- glass jar/bottle for storage (1 litre or more; I used 1 gallon)
* it is strongly suggested that you use black tea (vs. green tea) as it aids in the growth of your scoby the most.
** try to look for a store-bought kombucha that has a new 'baby scoby' in the bottle - like in the picture below; this is not absolutely necessary, but helps with the process.
1. Boil the water, then add in sugar and stir until it dissolves.
2. Add in tea bags and let steep until water has cooled to room temperature.
3. Remove tea bags and add tea to large enough glass jar/bottle to store it for duration of scoby making process. (I used a gallon, which was way more than needed, so choose smaller if you have it.)
4. Add your 1 cup of store-bought kombucha to the tea mixture (making sure that the baby scoby makes it's way into the mix if you have one!) and stir to combine.
5. Place tea towel over jar/bottle opening and secure with an elastic band (to keep flies and other pests out!).
6. At this time, you could also label the jar so you know which day you started your growth on.
7. Put your scoby is a location that isn't in direct sunlight, but easy enough for you to view it (mine was kept on my kitchen counter in the corner), and now you wait!
You want the scoby to form over the surface of the tea and be about 1/4 inch in thickness, somewhat uniformly.
TIPS FOR WATCHING YOUR SCOBY GROW:
- Take the tea towel and elastic band off to peer in and see how it's progressing. (I did this almost daily.)
- BUT ONLY do so with clean hands. (We don't want any other bacteria making it's way into the tea mixture; it's got it's own bacteria to worry about!)
- Smell it! You know you're doing it right when it starts to have a 'vinegary' tinge to it (and should keep getting stronger the longer it sits - any other smells and you've probably done something wrong!).
- Don't disrupt/move it a lot (especially in the early formation days), having it in a location that's easy for you to access/look at!
Ok, now let's see what it should look like throughout those few weeks...
My scoby took 23 days to complete, and on the 24th day, I used it to start brewing kombucha. Keep in mind that this is just a guide; yours might take more or less days to form, but hopefully the pictures will help to understand the formation pattern.
Day 4 & 5: A lot of transformation happens early on. Day 4 is just starting to form bubbles, and by Day 5 it has already developed several new clusters. At this point you should also smell some vinegar.

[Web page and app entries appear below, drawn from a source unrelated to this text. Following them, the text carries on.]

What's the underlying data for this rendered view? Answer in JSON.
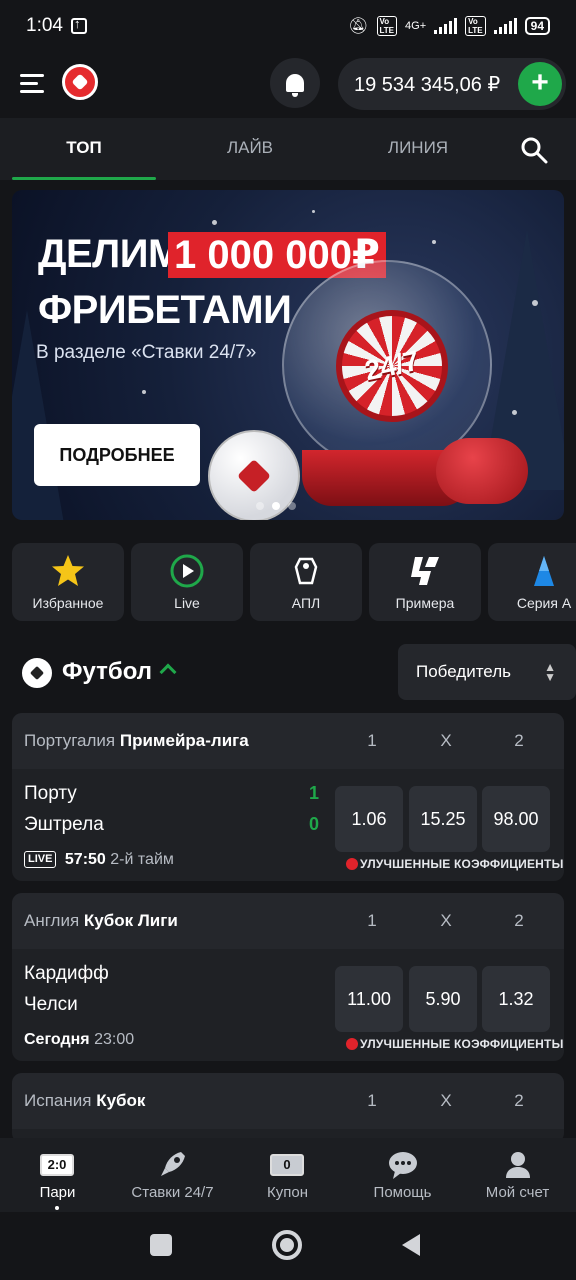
{
  "status_bar": {
    "time": "1:04",
    "battery": "94",
    "network": "4G+"
  },
  "header": {
    "balance": "19 534 345,06 ₽",
    "add_label": "+"
  },
  "tabs": [
    {
      "label": "ТОП",
      "active": true
    },
    {
      "label": "ЛАЙВ",
      "active": false
    },
    {
      "label": "ЛИНИЯ",
      "active": false
    }
  ],
  "banner": {
    "line1": "ДЕЛИМ",
    "amount": "1 000 000₽",
    "line2": "ФРИБЕТАМИ",
    "subtitle": "В разделе «Ставки 24/7»",
    "button": "ПОДРОБНЕЕ",
    "badge": "24/7"
  },
  "categories": [
    {
      "label": "Избранное",
      "icon": "star-icon"
    },
    {
      "label": "Live",
      "icon": "play-icon"
    },
    {
      "label": "АПЛ",
      "icon": "premier-league-icon"
    },
    {
      "label": "Примера",
      "icon": "laliga-icon"
    },
    {
      "label": "Серия А",
      "icon": "serie-a-icon"
    }
  ],
  "sport": {
    "title": "Футбол",
    "market": "Победитель"
  },
  "events": [
    {
      "country": "Португалия",
      "league": "Примейра-лига",
      "h1": "1",
      "hx": "X",
      "h2": "2",
      "team1": "Порту",
      "team2": "Эштрела",
      "score1": "1",
      "score2": "0",
      "live": "LIVE",
      "time": "57:50",
      "period": "2-й тайм",
      "odds": [
        "1.06",
        "15.25",
        "98.00"
      ],
      "boost": "УЛУЧШЕННЫЕ КОЭФФИЦИЕНТЫ"
    },
    {
      "country": "Англия",
      "league": "Кубок Лиги",
      "h1": "1",
      "hx": "X",
      "h2": "2",
      "team1": "Кардифф",
      "team2": "Челси",
      "day": "Сегодня",
      "time": "23:00",
      "odds": [
        "11.00",
        "5.90",
        "1.32"
      ],
      "boost": "УЛУЧШЕННЫЕ КОЭФФИЦИЕНТЫ"
    },
    {
      "country": "Испания",
      "league": "Кубок",
      "h1": "1",
      "hx": "X",
      "h2": "2"
    }
  ],
  "bottom_nav": [
    {
      "label": "Пари",
      "badge": "2:0",
      "active": true
    },
    {
      "label": "Ставки 24/7",
      "icon": "rocket-icon"
    },
    {
      "label": "Купон",
      "badge": "0"
    },
    {
      "label": "Помощь",
      "icon": "chat-icon"
    },
    {
      "label": "Мой счет",
      "icon": "user-icon"
    }
  ],
  "colors": {
    "accent": "#1fa84a",
    "promo_red": "#e0232b",
    "background": "#141518"
  }
}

Day 8 & 10: Just over a week and a thin film of bubbles is pretty close to covering the surface. Two days later, those bubbles have changed their texture into what the scoby will become.

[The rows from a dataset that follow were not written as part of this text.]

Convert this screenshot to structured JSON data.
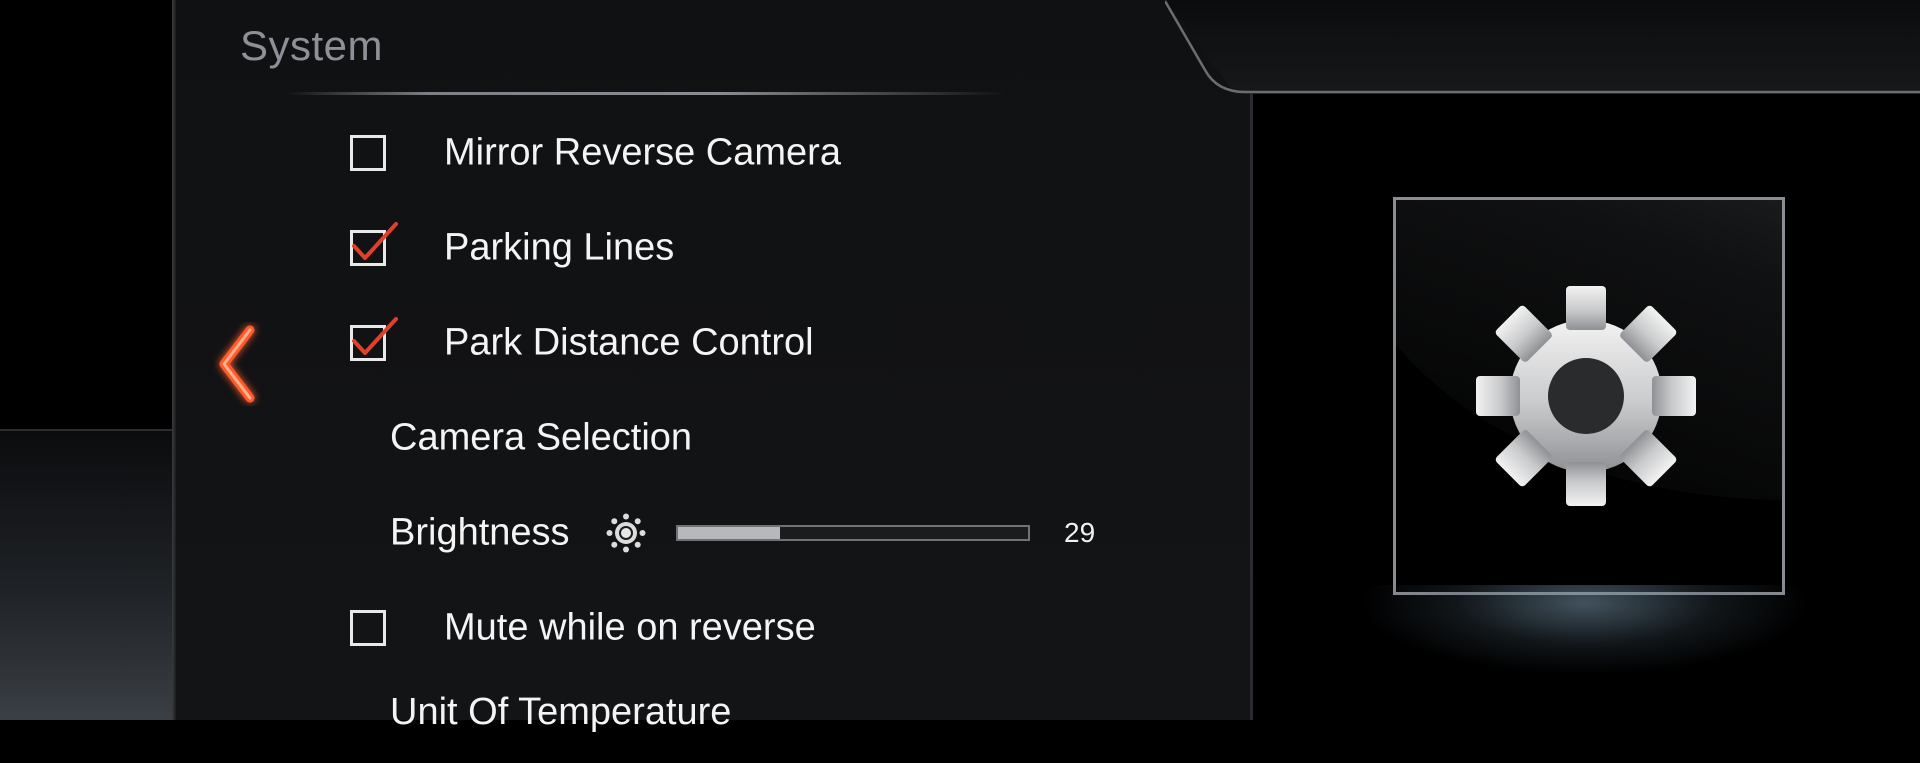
{
  "panel": {
    "title": "System"
  },
  "settings": [
    {
      "label": "Mirror Reverse Camera",
      "checked": false
    },
    {
      "label": "Parking Lines",
      "checked": true
    },
    {
      "label": "Park Distance Control",
      "checked": true
    },
    {
      "label": "Camera Selection"
    },
    {
      "label": "Brightness",
      "value": "29",
      "level_percent": 29
    },
    {
      "label": "Mute while on reverse",
      "checked": false
    },
    {
      "label": "Unit Of Temperature"
    }
  ],
  "colors": {
    "accent": "#e0402a",
    "checkmark": "#e0402a",
    "background": "#121315"
  },
  "icons": {
    "back": "chevron-left-icon",
    "category": "gear-icon",
    "brightness": "sun-icon"
  }
}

Day 12 & 14: By Day 12, the surface is almost finally covered, and then by Day 14 it is completely covered.
Day 16: Looking down at the surface, not much has changed, but the scoby is growing in thickness and its texture is changing.

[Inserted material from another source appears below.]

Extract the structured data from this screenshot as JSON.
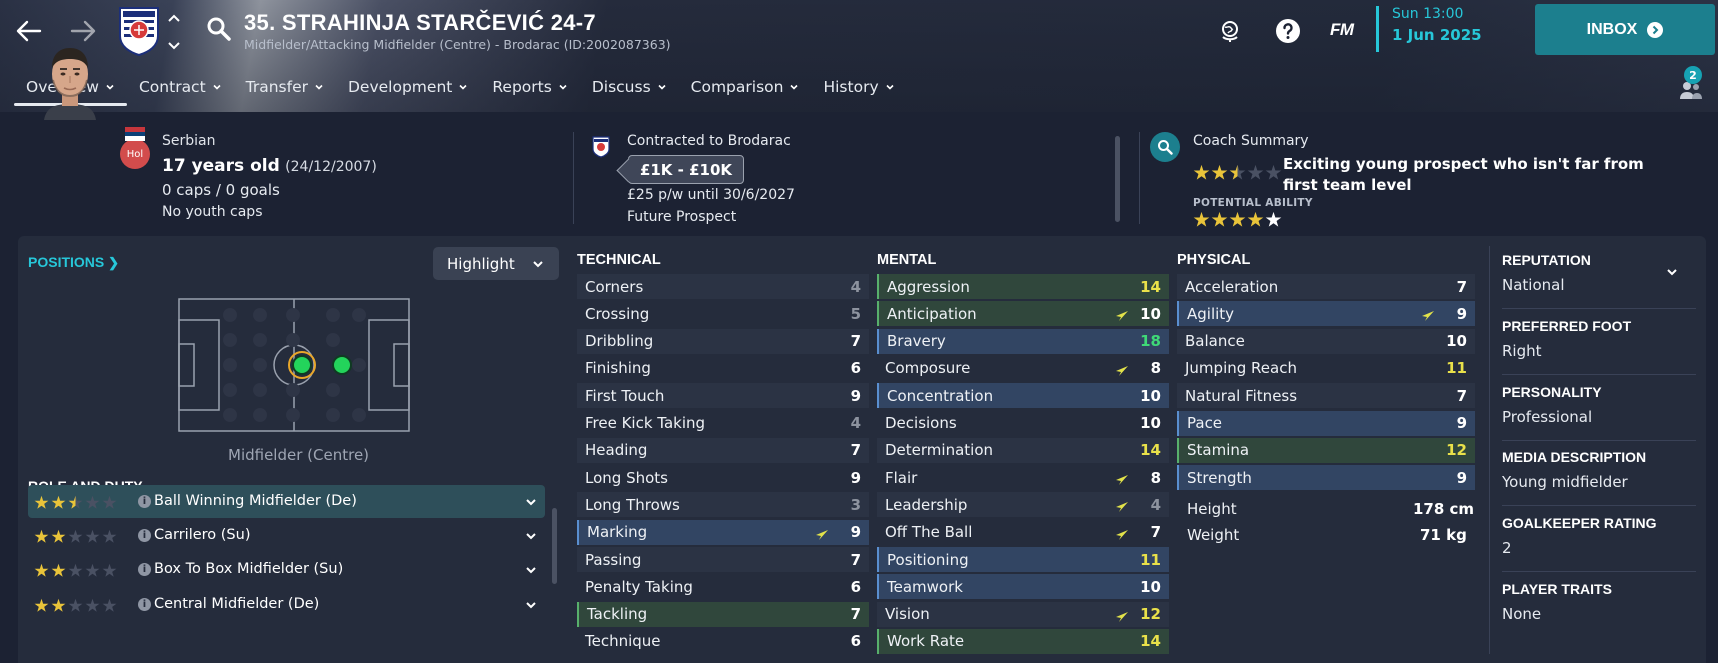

Day 23: We have a (mother) scoby!
(Note: The darker patches you see in the picture above on the outer edges are actually tea that has come up from beneath the scoby and is now sitting on top of it, but the white you see more in the centre is what the scoby should look like.)
Remember, don't follow my days to success, but look at your own scoby and check it's thickness - that 1/4 inch is the magical number! Here is a look at mine from all sides of the jar.
And now for the next and final step, which is also the most important step.
Now that you have your new mother scoby, you want to reserve some of the tea mixture/liquid that you used to grow the scoby (up to 2 cups of it), now called the starter batch, because you will need it to brew your first batch of kombucha.
But instead of storing the starter batch and scoby for later use (because that's a whole other process in itself, and a lot more work), the easiest thing to do is just start brewing kombucha when your scoby is ready. This is also what the next part of this post is for!
And now for the quick recap: brew your tea, add your baby scoby/store-bought kombucha, let it sit covered for 2-4 weeks, and then don't toss the liquid that you used to grow your scoby- keep some of it!
Now stay tuned for part 2 of this process where I explain how to brew your own kombucha after growing your own scoby!
Was this step-by-step tutorial on making your own scoby helpful? Confusing?
Please give me feedback so I know how to approach part 2/making your own kombucha!